But more impressive is its safety record: The first fatal crash in its 19-year history only came last July when an Asiana Airlines jet landed short of the runway in San Francisco. Three of the 307 people aboard died.
Missing: The Malaysia Airlines Boeing 777 lost contact with Air Traffic Control over the Pacific with 227 passengers aboard
Airlines like the plane because it is capable of flying extremely long distances thanks to two giant engines.
Each engine is so massive that a row of at least five coach seats could fit inside it. By having just two engines, the plane burns through less fuel than four-engine jets, like the Boeing 747, which it has essentially replaced.
“It has provided a new standard in both efficiency and safety,” said Richard Aboulafia, an aviation consultant with the Teal Group.
“The 777 has enjoyed one of the safest records of any jetliner built.”
Besides last year’s Asiana crash, the only other serious incident with the 777 came in January 2008 when a British Airways jet landed about 1,000 feet short of the runway at London’s Heathrow Airport.
Malaysia Airlines did have an incident in August 2005 with a 777 flying from Perth, Australia, to Kuala Lumpur, Malaysia’s largest city.
While flying 38,000 feet above the Indian Ocean, the plane’s software incorrectly measured speed and acceleration, causing the plane to suddenly shoot up 3,000 feet.
The pilot disengaged the autopilot and descended and landed safely back in Perth. A software update was quickly made on planes around the world.

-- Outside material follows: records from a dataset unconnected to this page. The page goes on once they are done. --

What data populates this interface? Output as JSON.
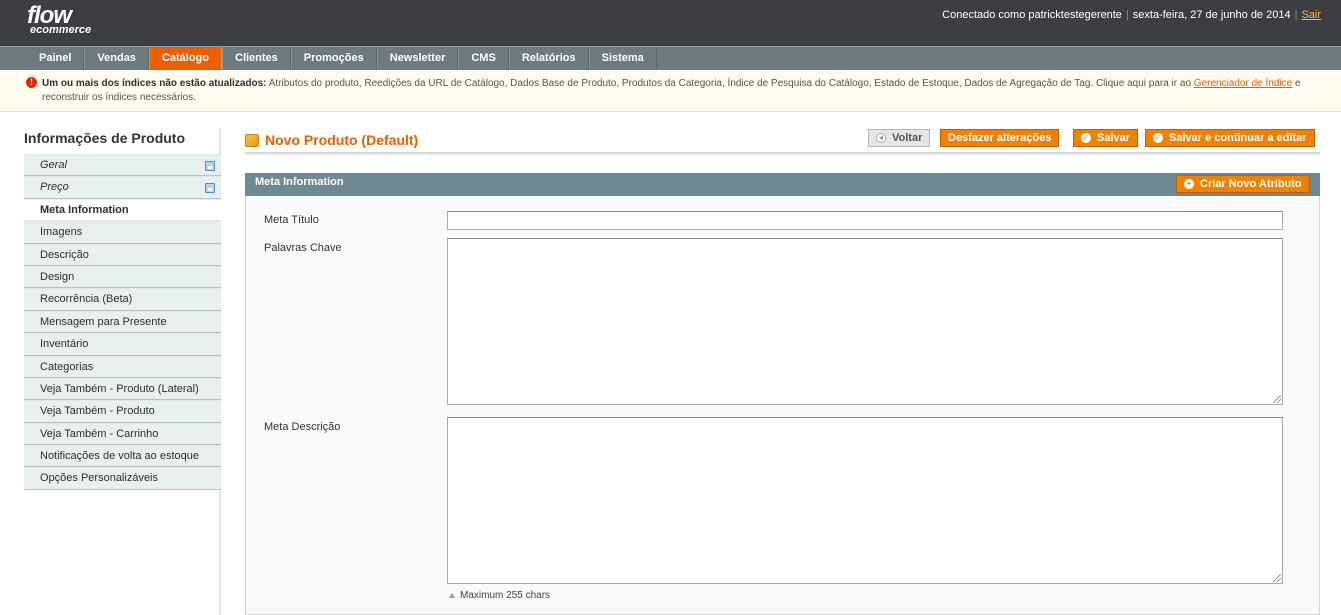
{
  "header": {
    "logo_main": "flow",
    "logo_sub": "ecommerce",
    "user_text": "Conectado como patricktestegerente",
    "date_text": "sexta-feira, 27 de junho de 2014",
    "logout_label": "Sair"
  },
  "nav": {
    "items": [
      "Painel",
      "Vendas",
      "Catálogo",
      "Clientes",
      "Promoções",
      "Newsletter",
      "CMS",
      "Relatórios",
      "Sistema"
    ],
    "active": "Catálogo"
  },
  "notice": {
    "bold_text": "Um ou mais dos índices não estão atualizados:",
    "text": "Atributos do produto, Reedições da URL de Catálogo, Dados Base de Produto, Produtos da Categoria, Índice de Pesquisa do Catálogo, Estado de Estoque, Dados de Agregação de Tag. Clique aqui para ir ao",
    "link_text": "Gerenciador de Índice",
    "tail_text": "e reconstruir os índices necessários."
  },
  "sidebar": {
    "title": "Informações de Produto",
    "tabs": [
      {
        "label": "Geral"
      },
      {
        "label": "Preço"
      },
      {
        "label": "Meta Information"
      },
      {
        "label": "Imagens"
      },
      {
        "label": "Descrição"
      },
      {
        "label": "Design"
      },
      {
        "label": "Recorrência (Beta)"
      },
      {
        "label": "Mensagem para Presente"
      },
      {
        "label": "Inventário"
      },
      {
        "label": "Categorias"
      },
      {
        "label": "Veja Também - Produto (Lateral)"
      },
      {
        "label": "Veja Também - Produto"
      },
      {
        "label": "Veja Também - Carrinho"
      },
      {
        "label": "Notificações de volta ao estoque"
      },
      {
        "label": "Opções Personalizáveis"
      }
    ]
  },
  "content": {
    "title": "Novo Produto (Default)",
    "buttons": {
      "back": "Voltar",
      "reset": "Desfazer alterações",
      "save": "Salvar",
      "save_continue": "Salvar e continuar a editar"
    },
    "fieldset": {
      "title": "Meta Information",
      "new_attribute": "Criar Novo Atributo",
      "fields": {
        "meta_title_label": "Meta Título",
        "meta_title_value": "",
        "keywords_label": "Palavras Chave",
        "keywords_value": "",
        "description_label": "Meta Descrição",
        "description_value": "",
        "description_note": "Maximum 255 chars"
      }
    }
  },
  "colors": {
    "accent": "#eb5e00",
    "header_bg": "#3d3e44",
    "nav_bg": "#6d7b81",
    "fieldset_head": "#6f8992"
  }
}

Malaysia Airlines has 15 Boeing 777-200ER jets in its fleet of about 100 planes. The first was delivered on April 23, 1997, and the most recent on December 13, 2004, according to Boeing. The 200ER is one of four versions of the 777.
The 777 is capable of flying 7,250 miles non-stop. Its two Rolls-Royce Trent 875 engines each have 74,600lb of thrust, letting the plane cruise at Mach 0.84, or nearly 640 mph.
A new model has a list price of 261.5 million US dollars (£156 million), although airlines usually negotiate discounts.
The 777 was the first twin-engine plane to be immediately certified to fly over the ocean as far as 180 minutes from any emergency landing airport.
Government safety regulators have determined that it could fly for nearly three hours on a single engine in the case of an emergency.